In her blog post, What is the point of blogging? Mandy Froelich explains why she finds blogging to be valuable and worthwhile. After reading her post, are you convinced by her argument? Why or why not?
Froelich makes some valid points when describing to her viewers that blogging is a worthwhile endeavor for both herself and her personal learning network. I always thought you must be an expert in something to start a blog about it. Some of the points that Froelich touches on made me further my understanding as to why it is a good activity for professionals at any level. When she explains how blogging helped her to solidify her core beliefs, that drove home the importance of blogging for me. She explains how her thoughts in her head can be all over the place, and once she gets them down in writing it helps clarify her thoughts. I notice this as well for myself. I find myself coming up with ideas or thinking about future actions and if I don’t write them down, I tend to keep going back to them in my head. Writing these ideas help to organize my thoughts. I like that she said she refers back to her blog posts to help her clarify her core beliefs. Once they are written down and repeated in future posts, it gives the viewers, and the writer a firm understanding of what the blogger is passionate about and believes in.
I do think it is a good idea to have a theme for a blog.
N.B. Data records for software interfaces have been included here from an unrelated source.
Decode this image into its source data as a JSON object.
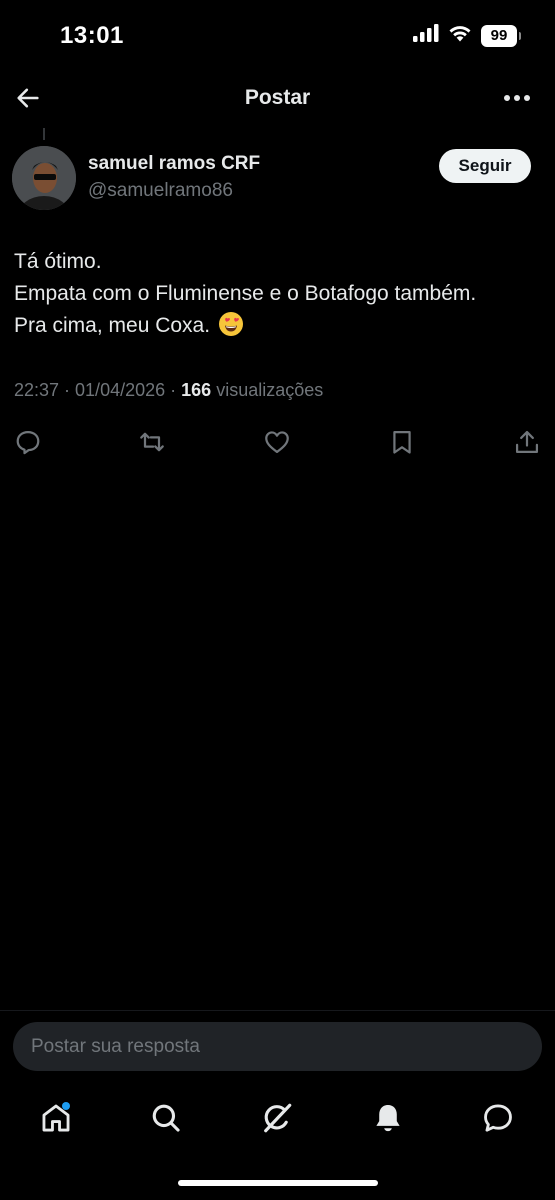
{
  "status_bar": {
    "time": "13:01",
    "battery": "99",
    "icons": [
      "signal-icon",
      "wifi-icon",
      "battery-icon"
    ]
  },
  "header": {
    "title": "Postar",
    "back_icon": "arrow-left-icon",
    "more_icon": "more-horizontal-icon"
  },
  "post": {
    "author_name": "samuel ramos CRF",
    "author_handle": "@samuelramo86",
    "follow_label": "Seguir",
    "text_lines": [
      "Tá ótimo.",
      "Empata com o Fluminense e o Botafogo também.",
      "Pra cima, meu Coxa."
    ],
    "emoji": "heart-eyes-emoji",
    "timestamp": "22:37 · 01/04/2026",
    "separator": " · ",
    "views_count": "166",
    "views_label": "visualizações"
  },
  "actions": [
    "reply-icon",
    "retweet-icon",
    "like-icon",
    "bookmark-icon",
    "share-icon"
  ],
  "reply": {
    "placeholder": "Postar sua resposta"
  },
  "bottom_nav": [
    "home-icon",
    "search-icon",
    "grok-icon",
    "notifications-icon",
    "messages-icon"
  ],
  "colors": {
    "background": "#000000",
    "text": "#e7e9ea",
    "secondary_text": "#71767b",
    "accent": "#1d9bf0",
    "follow_button_bg": "#eff3f4",
    "reply_box_bg": "#202327"
  }
}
Writing about all different topics that have nothing in common with each other might cause confusion to the readers. She mentions a colleague that writes a blog about using technology in the classroom, and that she really admires her work. I think that since she picked a theme, it most likely will increase the amount of followers she gets. I think that having a theme that connects each post in some way would be beneficial. For this course our blog will all be related to new technology and how it can be incorporated into learning. Having this blog will give our classmates the opportunity to learn more about each other and our views on presented topics. Creating this environment for like minded professionals could present opportunities for collaboration or creation of new ideas. I know that I always enjoy reading how my fellow classmates interpret assignments and like to see how their ideas differ than my own. This gives me the chance to grow in my thinking and learning. Many of our classmates work in different fields, so seeing how they use technology in their own careers is very interesting. Teachers have a captive audience that is used to incorporating technology into the learning process. People working in the corporate world have the challenge of varying skill levels and knowledge among learners of technology. During this course we will all contribute to a blog on our course related topics and be able to analyse how each of us view things differently. This is just as Froelich explains that this activity will help us confirm our core beliefs. As professionals, having a firm understanding of what you believe in is essential for personal growth and development.
From one of our other readings, Clive Thompson also makes the case for the value of blogging. He, in part, argues that thinking in public accelerates idea dispersion, which facilitates the growth of knowledge. Which of these arguments do you find most compelling? Why?
In Thomson’s writing he talks about what social scientists call the audience effect. The audience effect is when the quality of someone’s writing improves when they know that an audience is going to read it. They also apply the theory to other events where an audience is present and how it can positively or negatively affect performance. In the examples, in referring to writing, improvement was shown when given the assumption that an audience would read their work. Thompson also explains the magnitude of going from an audience of one to an audience of ten. He said this jump has the most significant impact on the writer. After the numbers move past ten, it doesn’t have the same feeling as the first big jump in numbers. Once you see your audience starts growing this also puts your ideas and thoughts out in the open for anyone to read. Like minded people with similar interests could begin to follow your posts. Thompson makes the argument that thinking in public accelerates idea dispersion and I do agree. If you are following multiple blogs on similar subjects feeding off of ideas and possibly collaborating can increase production of new ideas. In Thompson’s writing he talks about how Ory Okolloh had a passion for writing and blogging about the political crisis and violence in Kenya. She gathered many followers who were also passionate about getting the word out there about the evolving crisis. She ultimately was approached to write a book on the topic. As her followers expanded, she attracted more and more people with similar interests who wanted to help improve communication and awareness of what was taking place. In one of Okolloh’s posts she theorized a tool that could help disseminate information to the community where violence was taking place using a virtual map. Her post caused two fellow followers Erik Hersman and David Kobia to respond and eventually collaborate on this idea. The team had created a groundbreaking tool that would allow users to report violence and pin it to a map of Kenya via text, email, or web. They named the tool Ushahidi, the Swahili word for “testimony.” It was almost like fate, with this team coming together to produce something so groundbreaking and impactful for society. This really sends the message that blogging could lead to amazing collaborations and achievements. Having ideas just sit in your head leaves no room for growth or expansion. I think the Thomson’s argument really solidifies the benefits of creating a blog over Froelich. Although Froelich has good points, Thompson gives examples of how blogging can be a catalyst for creativity, collaboration, and change.